What to produce: Write out every line of the material as it stands, apart from the pictures.

Information provided:
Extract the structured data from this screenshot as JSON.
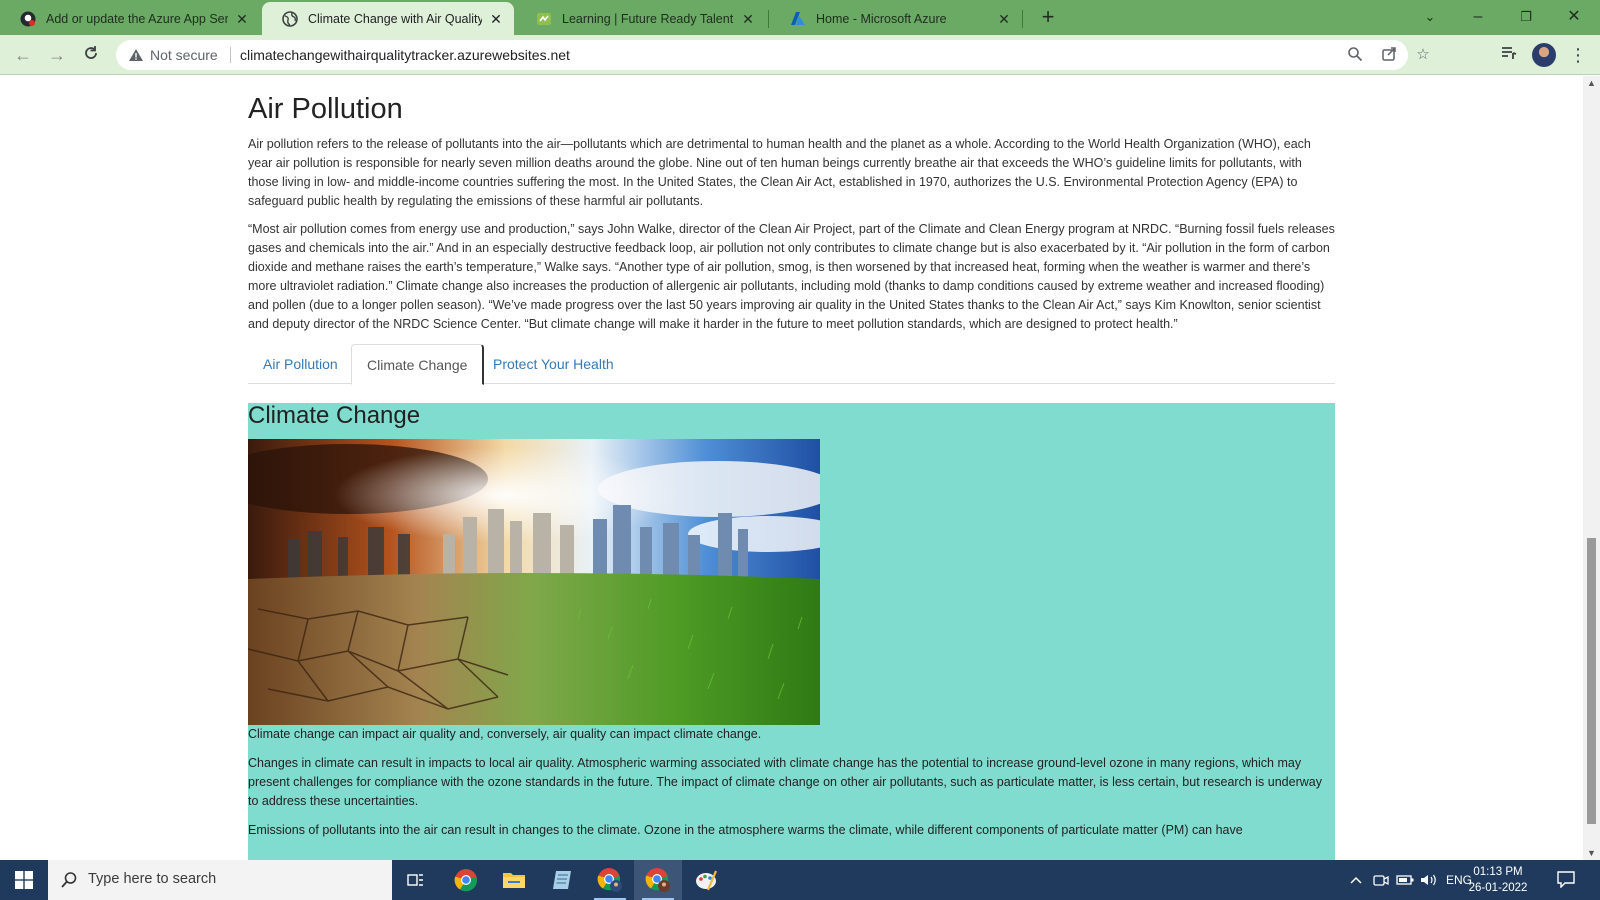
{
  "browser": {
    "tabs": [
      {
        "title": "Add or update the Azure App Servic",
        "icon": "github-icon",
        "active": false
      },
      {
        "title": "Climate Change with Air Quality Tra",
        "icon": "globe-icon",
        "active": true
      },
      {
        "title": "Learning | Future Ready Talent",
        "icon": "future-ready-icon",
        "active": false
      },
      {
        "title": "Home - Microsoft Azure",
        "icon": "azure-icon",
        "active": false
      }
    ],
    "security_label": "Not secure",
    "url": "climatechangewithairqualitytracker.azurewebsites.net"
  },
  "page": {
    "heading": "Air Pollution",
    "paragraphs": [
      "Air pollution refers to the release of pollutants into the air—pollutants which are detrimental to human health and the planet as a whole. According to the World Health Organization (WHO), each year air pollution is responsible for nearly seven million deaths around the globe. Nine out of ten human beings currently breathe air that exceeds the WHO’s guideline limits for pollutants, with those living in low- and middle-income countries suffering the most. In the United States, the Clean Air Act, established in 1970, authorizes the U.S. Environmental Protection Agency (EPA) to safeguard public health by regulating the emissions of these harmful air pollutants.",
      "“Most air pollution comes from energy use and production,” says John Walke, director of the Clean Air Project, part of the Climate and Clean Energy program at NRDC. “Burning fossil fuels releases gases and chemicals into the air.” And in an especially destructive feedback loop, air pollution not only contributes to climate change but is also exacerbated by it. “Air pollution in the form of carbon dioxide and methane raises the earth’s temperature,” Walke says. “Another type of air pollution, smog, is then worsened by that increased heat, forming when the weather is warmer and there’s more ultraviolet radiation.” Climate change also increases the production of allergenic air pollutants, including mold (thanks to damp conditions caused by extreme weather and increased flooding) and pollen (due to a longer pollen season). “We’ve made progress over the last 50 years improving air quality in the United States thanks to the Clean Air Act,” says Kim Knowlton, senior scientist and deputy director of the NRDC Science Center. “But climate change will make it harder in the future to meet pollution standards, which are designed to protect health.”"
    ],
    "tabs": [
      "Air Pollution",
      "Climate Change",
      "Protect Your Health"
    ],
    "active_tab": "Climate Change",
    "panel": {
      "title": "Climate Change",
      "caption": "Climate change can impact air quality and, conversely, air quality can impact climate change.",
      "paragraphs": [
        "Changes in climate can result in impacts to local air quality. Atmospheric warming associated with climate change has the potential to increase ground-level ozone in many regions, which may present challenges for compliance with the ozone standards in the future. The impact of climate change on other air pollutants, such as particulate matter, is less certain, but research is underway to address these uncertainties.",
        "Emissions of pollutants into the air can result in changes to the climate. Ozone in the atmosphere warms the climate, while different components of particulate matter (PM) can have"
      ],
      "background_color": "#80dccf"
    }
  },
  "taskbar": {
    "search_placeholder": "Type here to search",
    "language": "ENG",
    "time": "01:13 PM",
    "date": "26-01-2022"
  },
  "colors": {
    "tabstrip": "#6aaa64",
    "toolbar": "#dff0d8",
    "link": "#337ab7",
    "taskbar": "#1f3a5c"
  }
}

Response to this task:
Extract the structured data from this screenshot as JSON.
{
  "browser": {
    "tabs": [
      {
        "title": "Add or update the Azure App Servic",
        "icon": "github-icon",
        "active": false
      },
      {
        "title": "Climate Change with Air Quality Tra",
        "icon": "globe-icon",
        "active": true
      },
      {
        "title": "Learning | Future Ready Talent",
        "icon": "future-ready-icon",
        "active": false
      },
      {
        "title": "Home - Microsoft Azure",
        "icon": "azure-icon",
        "active": false
      }
    ],
    "security_label": "Not secure",
    "url": "climatechangewithairqualitytracker.azurewebsites.net"
  },
  "page": {
    "heading": "Air Pollution",
    "paragraphs": [
      "Air pollution refers to the release of pollutants into the air—pollutants which are detrimental to human health and the planet as a whole. According to the World Health Organization (WHO), each year air pollution is responsible for nearly seven million deaths around the globe. Nine out of ten human beings currently breathe air that exceeds the WHO’s guideline limits for pollutants, with those living in low- and middle-income countries suffering the most. In the United States, the Clean Air Act, established in 1970, authorizes the U.S. Environmental Protection Agency (EPA) to safeguard public health by regulating the emissions of these harmful air pollutants.",
      "“Most air pollution comes from energy use and production,” says John Walke, director of the Clean Air Project, part of the Climate and Clean Energy program at NRDC. “Burning fossil fuels releases gases and chemicals into the air.” And in an especially destructive feedback loop, air pollution not only contributes to climate change but is also exacerbated by it. “Air pollution in the form of carbon dioxide and methane raises the earth’s temperature,” Walke says. “Another type of air pollution, smog, is then worsened by that increased heat, forming when the weather is warmer and there’s more ultraviolet radiation.” Climate change also increases the production of allergenic air pollutants, including mold (thanks to damp conditions caused by extreme weather and increased flooding) and pollen (due to a longer pollen season). “We’ve made progress over the last 50 years improving air quality in the United States thanks to the Clean Air Act,” says Kim Knowlton, senior scientist and deputy director of the NRDC Science Center. “But climate change will make it harder in the future to meet pollution standards, which are designed to protect health.”"
    ],
    "tabs": [
      "Air Pollution",
      "Climate Change",
      "Protect Your Health"
    ],
    "active_tab": "Climate Change",
    "panel": {
      "title": "Climate Change",
      "caption": "Climate change can impact air quality and, conversely, air quality can impact climate change.",
      "paragraphs": [
        "Changes in climate can result in impacts to local air quality. Atmospheric warming associated with climate change has the potential to increase ground-level ozone in many regions, which may present challenges for compliance with the ozone standards in the future. The impact of climate change on other air pollutants, such as particulate matter, is less certain, but research is underway to address these uncertainties.",
        "Emissions of pollutants into the air can result in changes to the climate. Ozone in the atmosphere warms the climate, while different components of particulate matter (PM) can have"
      ],
      "background_color": "#80dccf"
    }
  },
  "taskbar": {
    "search_placeholder": "Type here to search",
    "language": "ENG",
    "time": "01:13 PM",
    "date": "26-01-2022"
  },
  "colors": {
    "tabstrip": "#6aaa64",
    "toolbar": "#dff0d8",
    "link": "#337ab7",
    "taskbar": "#1f3a5c"
  }
}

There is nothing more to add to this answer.